**Dataset extract**
* * *

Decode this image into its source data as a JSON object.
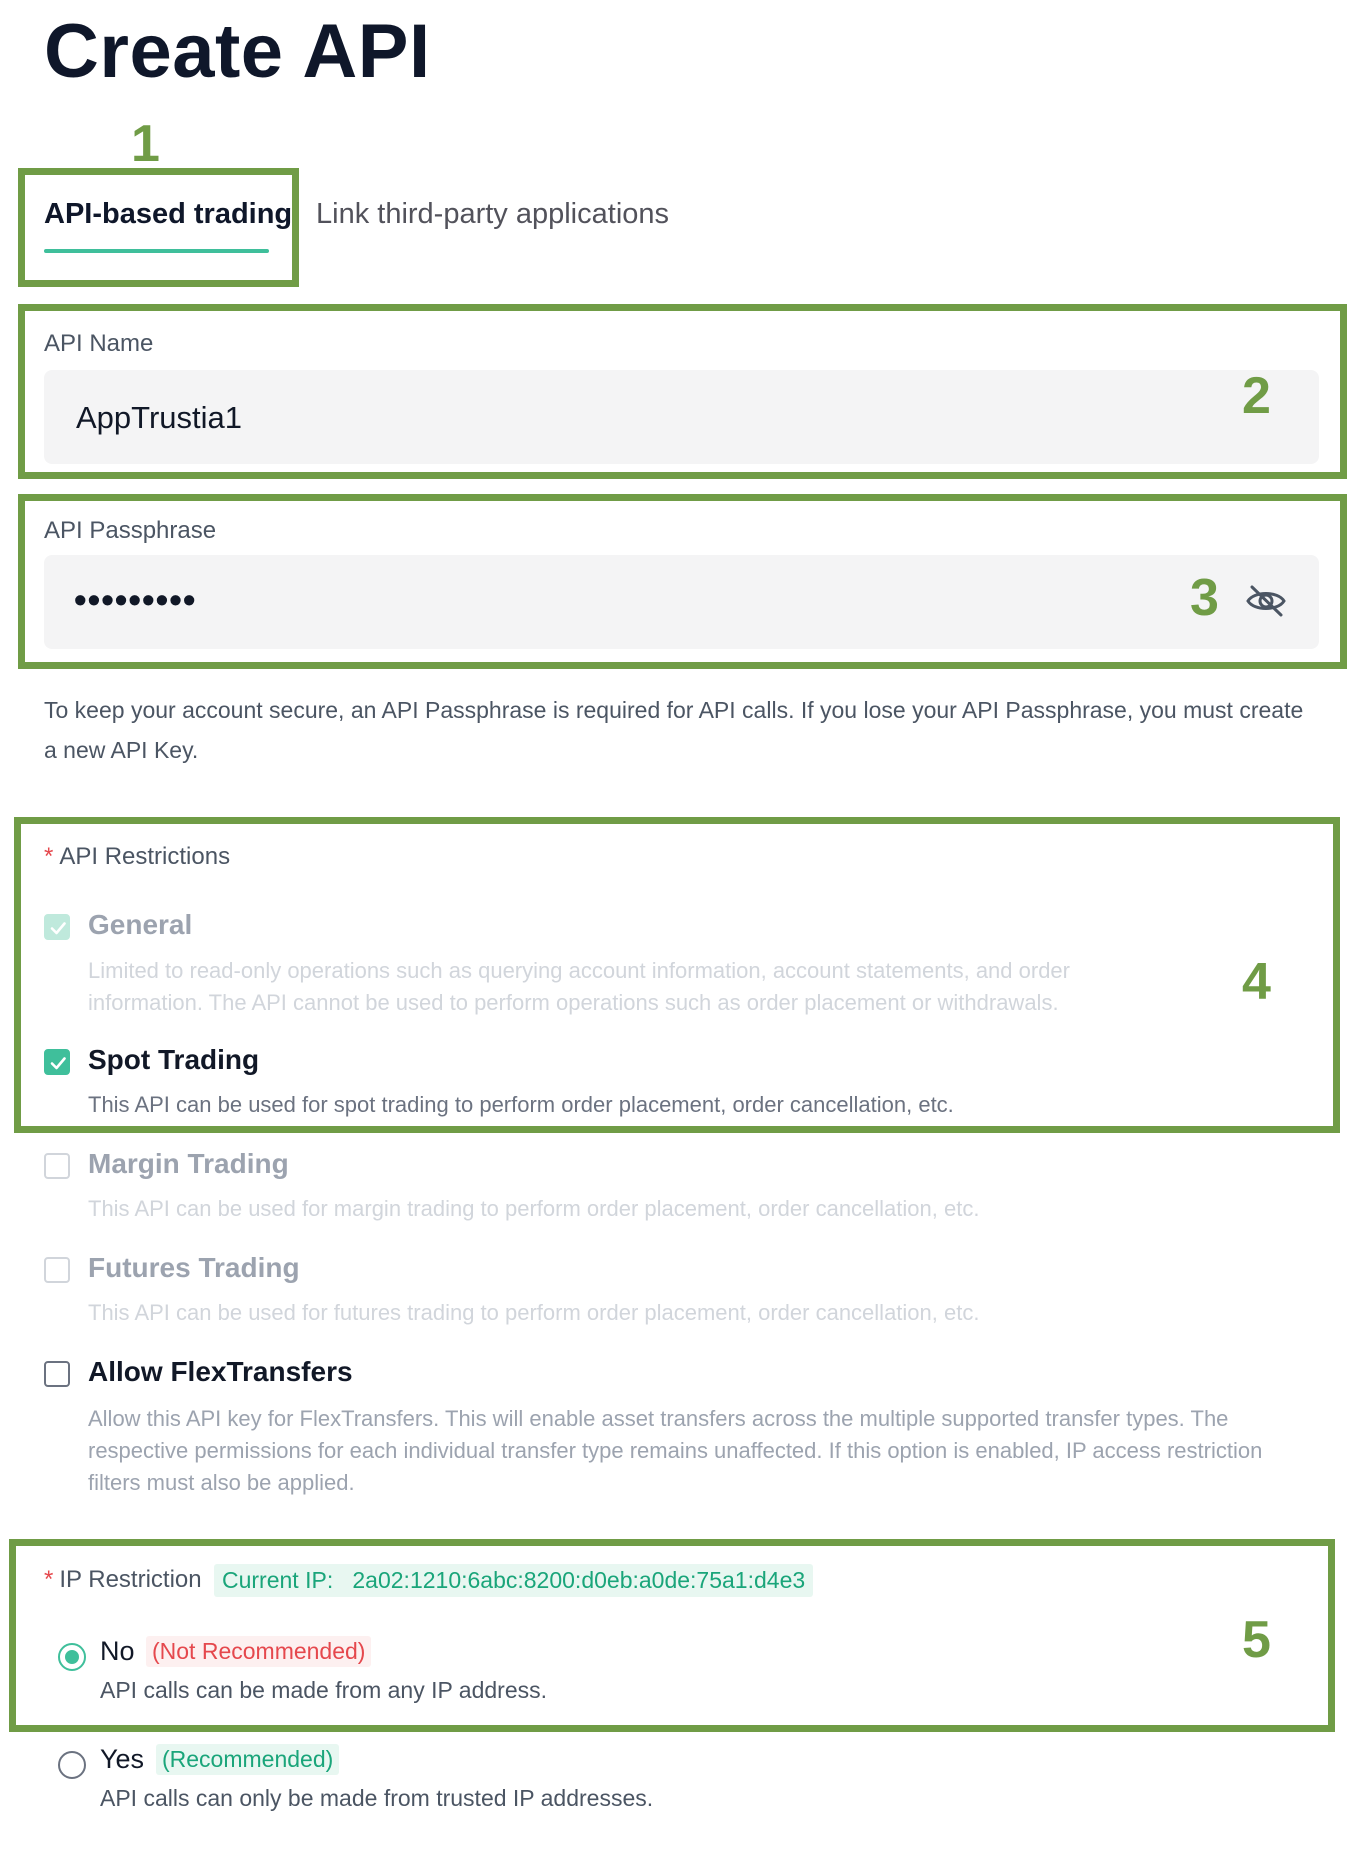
{
  "page": {
    "title": "Create API"
  },
  "tabs": [
    {
      "label": "API-based trading",
      "active": true
    },
    {
      "label": "Link third-party applications",
      "active": false
    }
  ],
  "annotations": [
    "1",
    "2",
    "3",
    "4",
    "5"
  ],
  "api_name": {
    "label": "API Name",
    "value": "AppTrustia1"
  },
  "api_passphrase": {
    "label": "API Passphrase",
    "value_masked": "•••••••••",
    "toggle_icon": "eye-slash-icon",
    "helper": "To keep your account secure, an API Passphrase is required for API calls. If you lose your API Passphrase, you must create a new API Key."
  },
  "api_restrictions": {
    "required_mark": "*",
    "label": "API Restrictions",
    "options": [
      {
        "title": "General",
        "description": "Limited to read-only operations such as querying account information, account statements, and order information. The API cannot be used to perform operations such as order placement or withdrawals.",
        "checked": true,
        "disabled": true
      },
      {
        "title": "Spot Trading",
        "description": "This API can be used for spot trading to perform order placement, order cancellation, etc.",
        "checked": true,
        "disabled": false
      },
      {
        "title": "Margin Trading",
        "description": "This API can be used for margin trading to perform order placement, order cancellation, etc.",
        "checked": false,
        "disabled": true
      },
      {
        "title": "Futures Trading",
        "description": "This API can be used for futures trading to perform order placement, order cancellation, etc.",
        "checked": false,
        "disabled": true
      },
      {
        "title": "Allow FlexTransfers",
        "description": "Allow this API key for FlexTransfers. This will enable asset transfers across the multiple supported transfer types. The respective permissions for each individual transfer type remains unaffected. If this option is enabled, IP access restriction filters must also be applied.",
        "checked": false,
        "disabled": false
      }
    ]
  },
  "ip_restriction": {
    "required_mark": "*",
    "label": "IP Restriction",
    "current_ip_label": "Current IP:",
    "current_ip": "2a02:1210:6abc:8200:d0eb:a0de:75a1:d4e3",
    "options": [
      {
        "title": "No",
        "tag": "(Not Recommended)",
        "description": "API calls can be made from any IP address.",
        "selected": true
      },
      {
        "title": "Yes",
        "tag": "(Recommended)",
        "description": "API calls can only be made from trusted IP addresses.",
        "selected": false
      }
    ]
  },
  "colors": {
    "accent": "#3fbf9b",
    "annotation": "#709c46",
    "danger": "#e5484d"
  }
}
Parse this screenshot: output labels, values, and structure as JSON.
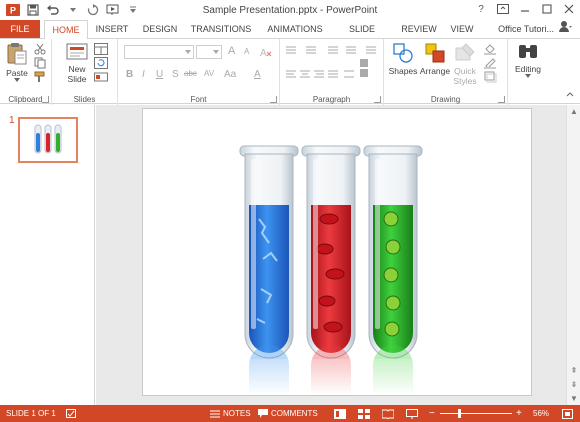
{
  "window": {
    "title": "Sample Presentation.pptx - PowerPoint",
    "help": "?"
  },
  "tabs": {
    "file": "FILE",
    "items": [
      "HOME",
      "INSERT",
      "DESIGN",
      "TRANSITIONS",
      "ANIMATIONS",
      "SLIDE SHOW",
      "REVIEW",
      "VIEW"
    ],
    "active": "HOME",
    "account": "Office Tutori..."
  },
  "ribbon": {
    "clipboard": {
      "paste": "Paste",
      "label": "Clipboard"
    },
    "slides": {
      "new_slide_line1": "New",
      "new_slide_line2": "Slide",
      "label": "Slides"
    },
    "font": {
      "label": "Font",
      "buttons": [
        "B",
        "I",
        "U",
        "S",
        "abc",
        "AV",
        "Aa",
        "A"
      ],
      "grow": "A",
      "shrink": "A"
    },
    "paragraph": {
      "label": "Paragraph"
    },
    "drawing": {
      "shapes": "Shapes",
      "arrange": "Arrange",
      "quick_styles_line1": "Quick",
      "quick_styles_line2": "Styles",
      "label": "Drawing"
    },
    "editing": {
      "label": "Editing"
    }
  },
  "thumbnails": {
    "slide_number": "1"
  },
  "status": {
    "slide_info": "SLIDE 1 OF 1",
    "notes": "NOTES",
    "comments": "COMMENTS",
    "zoom_minus": "−",
    "zoom_plus": "+",
    "zoom": "56%"
  },
  "colors": {
    "accent": "#d24726",
    "tube_blue": "#2f7fe0",
    "tube_red": "#d8242a",
    "tube_green": "#2fb12e"
  }
}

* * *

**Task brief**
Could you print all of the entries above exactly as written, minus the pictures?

**Answer to the problem**
Decode this image into its source data as a JSON object.
{
  "page": {
    "title": "Create API"
  },
  "tabs": [
    {
      "label": "API-based trading",
      "active": true
    },
    {
      "label": "Link third-party applications",
      "active": false
    }
  ],
  "annotations": [
    "1",
    "2",
    "3",
    "4",
    "5"
  ],
  "api_name": {
    "label": "API Name",
    "value": "AppTrustia1"
  },
  "api_passphrase": {
    "label": "API Passphrase",
    "value_masked": "•••••••••",
    "toggle_icon": "eye-slash-icon",
    "helper": "To keep your account secure, an API Passphrase is required for API calls. If you lose your API Passphrase, you must create a new API Key."
  },
  "api_restrictions": {
    "required_mark": "*",
    "label": "API Restrictions",
    "options": [
      {
        "title": "General",
        "description": "Limited to read-only operations such as querying account information, account statements, and order information. The API cannot be used to perform operations such as order placement or withdrawals.",
        "checked": true,
        "disabled": true
      },
      {
        "title": "Spot Trading",
        "description": "This API can be used for spot trading to perform order placement, order cancellation, etc.",
        "checked": true,
        "disabled": false
      },
      {
        "title": "Margin Trading",
        "description": "This API can be used for margin trading to perform order placement, order cancellation, etc.",
        "checked": false,
        "disabled": true
      },
      {
        "title": "Futures Trading",
        "description": "This API can be used for futures trading to perform order placement, order cancellation, etc.",
        "checked": false,
        "disabled": true
      },
      {
        "title": "Allow FlexTransfers",
        "description": "Allow this API key for FlexTransfers. This will enable asset transfers across the multiple supported transfer types. The respective permissions for each individual transfer type remains unaffected. If this option is enabled, IP access restriction filters must also be applied.",
        "checked": false,
        "disabled": false
      }
    ]
  },
  "ip_restriction": {
    "required_mark": "*",
    "label": "IP Restriction",
    "current_ip_label": "Current IP:",
    "current_ip": "2a02:1210:6abc:8200:d0eb:a0de:75a1:d4e3",
    "options": [
      {
        "title": "No",
        "tag": "(Not Recommended)",
        "description": "API calls can be made from any IP address.",
        "selected": true
      },
      {
        "title": "Yes",
        "tag": "(Recommended)",
        "description": "API calls can only be made from trusted IP addresses.",
        "selected": false
      }
    ]
  },
  "colors": {
    "accent": "#3fbf9b",
    "annotation": "#709c46",
    "danger": "#e5484d"
  }
}
Parse this screenshot: output labels, values, and structure as JSON.
{
  "window": {
    "title": "Sample Presentation.pptx - PowerPoint",
    "help": "?"
  },
  "tabs": {
    "file": "FILE",
    "items": [
      "HOME",
      "INSERT",
      "DESIGN",
      "TRANSITIONS",
      "ANIMATIONS",
      "SLIDE SHOW",
      "REVIEW",
      "VIEW"
    ],
    "active": "HOME",
    "account": "Office Tutori..."
  },
  "ribbon": {
    "clipboard": {
      "paste": "Paste",
      "label": "Clipboard"
    },
    "slides": {
      "new_slide_line1": "New",
      "new_slide_line2": "Slide",
      "label": "Slides"
    },
    "font": {
      "label": "Font",
      "buttons": [
        "B",
        "I",
        "U",
        "S",
        "abc",
        "AV",
        "Aa",
        "A"
      ],
      "grow": "A",
      "shrink": "A"
    },
    "paragraph": {
      "label": "Paragraph"
    },
    "drawing": {
      "shapes": "Shapes",
      "arrange": "Arrange",
      "quick_styles_line1": "Quick",
      "quick_styles_line2": "Styles",
      "label": "Drawing"
    },
    "editing": {
      "label": "Editing"
    }
  },
  "thumbnails": {
    "slide_number": "1"
  },
  "status": {
    "slide_info": "SLIDE 1 OF 1",
    "notes": "NOTES",
    "comments": "COMMENTS",
    "zoom_minus": "−",
    "zoom_plus": "+",
    "zoom": "56%"
  },
  "colors": {
    "accent": "#d24726",
    "tube_blue": "#2f7fe0",
    "tube_red": "#d8242a",
    "tube_green": "#2fb12e"
  }
}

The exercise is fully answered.